Collective exhibition. National museum of Fine arts (Building of Universal Art), San Rafael street between Monserrate and Zulueta, Old Havana. February-April 2018
The British were slow to show their faces.
David Piper (1)
At the time, the emergence of a National School of Painting in Great Britain within the European artistic context represented a different way of understanding the meaning of the work of art that transcended the borders of that nation in a relatively rapid process in time and in which the English way of painting portraits acquired a solid prestige.
In particular, the legacy of British painting in the genre of portraiture was very important in later decades, as the nineteenth century entered and reached beyond the limits of the empire. Artists from all over Europe recognized and accepted the English way of incorporating into their models the required dignity, elegance and refinement, but with the sobriety demanded by the nineteenth-century manners and social thought, far from the delicate and exquisite invoice of the previous century. The English portrait, from its definition within the period of formation of the National School of British Painting, offered to the artists of the contemporary generations and the following new formal and conceptual ways of conceiving the genre, propitiating this way a very significant qualitative jump in the history of the European art.

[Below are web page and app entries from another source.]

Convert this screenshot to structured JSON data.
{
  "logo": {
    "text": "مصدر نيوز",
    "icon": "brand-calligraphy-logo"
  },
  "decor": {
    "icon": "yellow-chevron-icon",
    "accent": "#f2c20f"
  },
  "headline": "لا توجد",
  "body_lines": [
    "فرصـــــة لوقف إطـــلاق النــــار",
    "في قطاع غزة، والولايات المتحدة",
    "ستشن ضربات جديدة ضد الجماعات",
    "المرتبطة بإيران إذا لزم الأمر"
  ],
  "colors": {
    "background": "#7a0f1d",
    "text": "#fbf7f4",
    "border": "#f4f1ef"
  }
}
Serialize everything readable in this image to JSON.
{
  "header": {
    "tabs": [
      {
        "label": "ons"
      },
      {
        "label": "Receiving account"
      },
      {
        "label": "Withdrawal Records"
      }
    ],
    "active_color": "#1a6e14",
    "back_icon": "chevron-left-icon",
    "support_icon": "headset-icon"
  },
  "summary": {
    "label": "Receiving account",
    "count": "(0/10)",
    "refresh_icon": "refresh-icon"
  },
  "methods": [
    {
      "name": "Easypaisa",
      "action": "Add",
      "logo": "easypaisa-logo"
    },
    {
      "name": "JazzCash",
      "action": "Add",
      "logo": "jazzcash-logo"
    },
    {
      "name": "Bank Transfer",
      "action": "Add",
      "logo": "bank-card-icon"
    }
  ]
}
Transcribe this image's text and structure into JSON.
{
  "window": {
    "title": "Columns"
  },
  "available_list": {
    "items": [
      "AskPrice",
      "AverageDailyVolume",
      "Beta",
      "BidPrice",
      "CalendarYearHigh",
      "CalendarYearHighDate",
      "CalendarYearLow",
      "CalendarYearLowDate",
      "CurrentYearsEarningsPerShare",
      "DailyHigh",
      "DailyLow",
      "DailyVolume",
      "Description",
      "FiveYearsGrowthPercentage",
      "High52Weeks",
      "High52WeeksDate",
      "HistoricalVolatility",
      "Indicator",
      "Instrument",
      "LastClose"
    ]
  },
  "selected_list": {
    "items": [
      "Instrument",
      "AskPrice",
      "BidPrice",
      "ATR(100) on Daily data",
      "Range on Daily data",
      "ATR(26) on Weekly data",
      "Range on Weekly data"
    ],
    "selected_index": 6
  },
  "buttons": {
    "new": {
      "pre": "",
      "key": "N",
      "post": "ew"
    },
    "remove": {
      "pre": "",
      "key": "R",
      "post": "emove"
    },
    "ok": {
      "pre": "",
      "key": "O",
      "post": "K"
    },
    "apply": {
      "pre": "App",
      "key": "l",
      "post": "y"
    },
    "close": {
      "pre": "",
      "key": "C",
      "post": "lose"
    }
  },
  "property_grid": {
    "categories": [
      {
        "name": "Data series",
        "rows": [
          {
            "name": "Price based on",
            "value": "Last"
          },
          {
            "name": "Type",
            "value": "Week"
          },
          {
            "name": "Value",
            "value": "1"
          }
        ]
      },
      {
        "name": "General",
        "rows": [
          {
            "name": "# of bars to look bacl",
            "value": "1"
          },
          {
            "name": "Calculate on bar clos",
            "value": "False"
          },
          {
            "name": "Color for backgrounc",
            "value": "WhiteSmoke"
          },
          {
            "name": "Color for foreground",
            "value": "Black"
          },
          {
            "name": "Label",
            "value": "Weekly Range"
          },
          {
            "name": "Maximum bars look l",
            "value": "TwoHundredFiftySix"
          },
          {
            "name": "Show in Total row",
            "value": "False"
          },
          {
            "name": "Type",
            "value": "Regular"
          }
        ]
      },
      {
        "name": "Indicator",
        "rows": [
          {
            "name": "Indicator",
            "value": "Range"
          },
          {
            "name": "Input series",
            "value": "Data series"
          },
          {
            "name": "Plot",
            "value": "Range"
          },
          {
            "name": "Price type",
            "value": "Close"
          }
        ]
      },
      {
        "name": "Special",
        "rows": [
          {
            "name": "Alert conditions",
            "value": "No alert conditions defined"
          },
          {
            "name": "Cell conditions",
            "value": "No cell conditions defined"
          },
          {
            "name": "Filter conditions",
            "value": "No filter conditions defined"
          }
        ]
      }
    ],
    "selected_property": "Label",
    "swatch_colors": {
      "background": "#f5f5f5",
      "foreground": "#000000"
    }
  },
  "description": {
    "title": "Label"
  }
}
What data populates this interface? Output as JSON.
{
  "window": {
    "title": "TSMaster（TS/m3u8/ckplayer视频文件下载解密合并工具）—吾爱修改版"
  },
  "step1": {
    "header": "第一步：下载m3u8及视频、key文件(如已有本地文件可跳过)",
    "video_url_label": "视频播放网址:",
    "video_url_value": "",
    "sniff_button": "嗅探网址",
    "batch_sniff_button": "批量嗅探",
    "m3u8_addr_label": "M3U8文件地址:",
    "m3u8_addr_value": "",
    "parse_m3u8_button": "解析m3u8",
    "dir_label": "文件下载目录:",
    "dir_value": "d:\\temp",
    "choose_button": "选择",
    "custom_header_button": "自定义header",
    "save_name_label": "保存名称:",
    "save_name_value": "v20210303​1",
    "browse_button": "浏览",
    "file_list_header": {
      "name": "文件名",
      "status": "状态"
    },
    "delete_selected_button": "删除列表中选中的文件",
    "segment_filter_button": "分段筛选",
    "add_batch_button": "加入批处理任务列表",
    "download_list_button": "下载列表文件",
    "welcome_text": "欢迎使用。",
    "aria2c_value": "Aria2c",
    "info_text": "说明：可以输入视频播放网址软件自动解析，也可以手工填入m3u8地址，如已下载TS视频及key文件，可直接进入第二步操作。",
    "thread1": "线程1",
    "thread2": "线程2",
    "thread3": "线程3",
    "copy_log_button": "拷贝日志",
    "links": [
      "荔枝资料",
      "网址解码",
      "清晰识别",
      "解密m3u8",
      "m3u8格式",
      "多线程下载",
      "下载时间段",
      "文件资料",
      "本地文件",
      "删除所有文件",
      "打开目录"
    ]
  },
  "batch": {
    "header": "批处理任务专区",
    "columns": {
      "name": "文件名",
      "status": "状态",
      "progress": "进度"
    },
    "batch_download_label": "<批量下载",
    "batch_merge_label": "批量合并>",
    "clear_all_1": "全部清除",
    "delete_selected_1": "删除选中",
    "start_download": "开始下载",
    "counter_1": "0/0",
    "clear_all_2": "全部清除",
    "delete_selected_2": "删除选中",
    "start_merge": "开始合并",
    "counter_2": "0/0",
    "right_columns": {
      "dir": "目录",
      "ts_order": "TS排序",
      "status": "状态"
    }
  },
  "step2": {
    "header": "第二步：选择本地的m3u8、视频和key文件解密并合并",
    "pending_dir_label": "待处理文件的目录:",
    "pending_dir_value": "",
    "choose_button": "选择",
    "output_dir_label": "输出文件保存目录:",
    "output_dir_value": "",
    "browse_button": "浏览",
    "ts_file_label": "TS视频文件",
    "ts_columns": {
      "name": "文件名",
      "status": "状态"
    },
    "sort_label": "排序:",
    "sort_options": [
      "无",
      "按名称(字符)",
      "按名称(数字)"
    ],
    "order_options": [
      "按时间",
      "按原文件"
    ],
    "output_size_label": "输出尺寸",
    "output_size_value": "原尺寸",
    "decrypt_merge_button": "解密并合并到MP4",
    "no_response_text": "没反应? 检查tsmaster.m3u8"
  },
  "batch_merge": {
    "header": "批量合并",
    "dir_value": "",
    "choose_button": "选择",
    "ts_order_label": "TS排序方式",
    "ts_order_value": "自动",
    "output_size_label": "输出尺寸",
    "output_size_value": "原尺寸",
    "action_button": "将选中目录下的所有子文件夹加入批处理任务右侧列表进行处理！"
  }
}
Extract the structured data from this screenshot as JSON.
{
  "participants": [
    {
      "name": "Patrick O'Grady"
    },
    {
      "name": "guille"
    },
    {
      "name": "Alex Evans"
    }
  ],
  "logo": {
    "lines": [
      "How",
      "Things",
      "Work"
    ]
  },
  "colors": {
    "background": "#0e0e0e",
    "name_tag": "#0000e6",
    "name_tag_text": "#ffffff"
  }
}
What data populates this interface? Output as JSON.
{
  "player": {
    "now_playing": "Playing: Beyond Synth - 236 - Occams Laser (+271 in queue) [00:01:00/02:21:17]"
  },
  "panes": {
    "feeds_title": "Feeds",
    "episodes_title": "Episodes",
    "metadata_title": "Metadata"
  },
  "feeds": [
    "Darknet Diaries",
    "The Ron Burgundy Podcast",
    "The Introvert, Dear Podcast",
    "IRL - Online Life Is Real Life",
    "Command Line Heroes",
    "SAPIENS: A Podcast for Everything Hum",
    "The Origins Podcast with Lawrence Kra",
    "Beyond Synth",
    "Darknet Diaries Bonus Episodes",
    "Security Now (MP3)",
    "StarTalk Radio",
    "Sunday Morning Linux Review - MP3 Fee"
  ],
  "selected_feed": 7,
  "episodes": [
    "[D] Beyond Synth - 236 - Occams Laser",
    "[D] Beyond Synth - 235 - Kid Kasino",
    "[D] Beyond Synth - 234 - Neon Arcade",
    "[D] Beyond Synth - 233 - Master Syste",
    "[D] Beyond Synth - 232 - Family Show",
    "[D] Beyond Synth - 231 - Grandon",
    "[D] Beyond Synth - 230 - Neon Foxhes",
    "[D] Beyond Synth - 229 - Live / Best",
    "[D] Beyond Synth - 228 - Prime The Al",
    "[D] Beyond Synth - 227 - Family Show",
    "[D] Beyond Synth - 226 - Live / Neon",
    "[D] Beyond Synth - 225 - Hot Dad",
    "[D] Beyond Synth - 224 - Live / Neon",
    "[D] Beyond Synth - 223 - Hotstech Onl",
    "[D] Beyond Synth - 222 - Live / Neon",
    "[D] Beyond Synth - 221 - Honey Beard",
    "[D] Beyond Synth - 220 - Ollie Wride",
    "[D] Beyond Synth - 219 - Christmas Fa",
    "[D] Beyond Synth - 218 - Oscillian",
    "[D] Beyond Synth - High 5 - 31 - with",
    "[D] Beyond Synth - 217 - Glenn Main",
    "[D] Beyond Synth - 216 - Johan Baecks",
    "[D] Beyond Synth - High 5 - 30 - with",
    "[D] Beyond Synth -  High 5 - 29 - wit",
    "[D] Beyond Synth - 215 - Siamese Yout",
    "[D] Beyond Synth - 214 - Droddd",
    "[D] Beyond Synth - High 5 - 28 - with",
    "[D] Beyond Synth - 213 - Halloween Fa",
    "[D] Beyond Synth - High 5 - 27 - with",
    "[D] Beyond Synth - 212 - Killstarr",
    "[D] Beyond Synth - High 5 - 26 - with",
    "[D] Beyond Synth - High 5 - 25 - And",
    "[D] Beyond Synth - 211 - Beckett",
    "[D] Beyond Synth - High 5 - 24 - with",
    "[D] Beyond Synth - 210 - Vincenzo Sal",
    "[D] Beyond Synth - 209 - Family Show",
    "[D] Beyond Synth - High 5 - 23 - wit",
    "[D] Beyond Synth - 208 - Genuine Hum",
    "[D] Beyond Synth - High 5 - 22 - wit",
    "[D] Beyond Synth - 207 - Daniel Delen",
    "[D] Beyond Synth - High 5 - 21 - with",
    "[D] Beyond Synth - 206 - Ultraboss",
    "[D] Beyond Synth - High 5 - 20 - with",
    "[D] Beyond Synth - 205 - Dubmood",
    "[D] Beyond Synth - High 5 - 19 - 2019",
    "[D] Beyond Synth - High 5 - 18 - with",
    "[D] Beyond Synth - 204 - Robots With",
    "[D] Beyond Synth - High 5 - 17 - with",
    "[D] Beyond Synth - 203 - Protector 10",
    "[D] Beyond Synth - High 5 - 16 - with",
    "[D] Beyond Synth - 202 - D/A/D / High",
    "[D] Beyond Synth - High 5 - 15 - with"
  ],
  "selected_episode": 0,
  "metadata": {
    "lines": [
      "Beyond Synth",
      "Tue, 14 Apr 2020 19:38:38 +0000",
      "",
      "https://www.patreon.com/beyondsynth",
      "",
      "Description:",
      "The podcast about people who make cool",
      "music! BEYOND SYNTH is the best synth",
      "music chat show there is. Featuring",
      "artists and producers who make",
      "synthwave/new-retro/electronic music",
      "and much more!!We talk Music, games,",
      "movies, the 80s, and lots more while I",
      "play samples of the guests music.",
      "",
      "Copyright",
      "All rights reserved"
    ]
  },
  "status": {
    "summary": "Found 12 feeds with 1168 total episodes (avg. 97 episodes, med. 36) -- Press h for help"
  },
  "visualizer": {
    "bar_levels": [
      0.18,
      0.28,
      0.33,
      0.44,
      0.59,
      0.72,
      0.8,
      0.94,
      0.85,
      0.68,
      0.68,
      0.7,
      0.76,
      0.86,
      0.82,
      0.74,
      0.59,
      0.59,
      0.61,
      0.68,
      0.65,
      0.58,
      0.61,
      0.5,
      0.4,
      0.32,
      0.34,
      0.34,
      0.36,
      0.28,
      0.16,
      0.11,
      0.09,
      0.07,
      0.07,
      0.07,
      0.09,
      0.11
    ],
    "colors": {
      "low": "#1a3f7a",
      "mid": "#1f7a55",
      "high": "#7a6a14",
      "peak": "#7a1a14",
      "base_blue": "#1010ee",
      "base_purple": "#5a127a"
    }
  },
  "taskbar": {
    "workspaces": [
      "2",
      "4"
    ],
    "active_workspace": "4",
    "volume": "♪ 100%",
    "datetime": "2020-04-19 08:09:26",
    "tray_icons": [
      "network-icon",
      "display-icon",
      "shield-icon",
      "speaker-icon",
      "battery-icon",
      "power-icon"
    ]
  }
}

The eighteen works that make up this exhibition, belonging to the MNBA thesaurus, were selected with the intention of punctually showing the most important moments in the evolution of portraiture within the School of Painting in Great Britain, through the creations of some of the most representative artists of that school in the eighteenth century. Eleven of them are exhibited for the first time and for the occasion have been carefully restored, the rest comes from the Permanent Room of British Painting, which exhibits an excellent and larger set of portraits, among other genres. Thus, this temporary exhibition complements the aforementioned permanent exhibition with opportune details on certain characteristics of the genre in that European nation. The quality of this segment of the MNBA thesaurus allows us to socialize the knowledge of an important period in Art History, the one in which British portrait artists conceived to represent their models with a novel and transcendent pictorial interpretation.
by: Carlos Vicente Fernández
1 David Piper (1918-1990) is a recognized art historian. He was director of the National Portrait Gallery in London and other important British museums.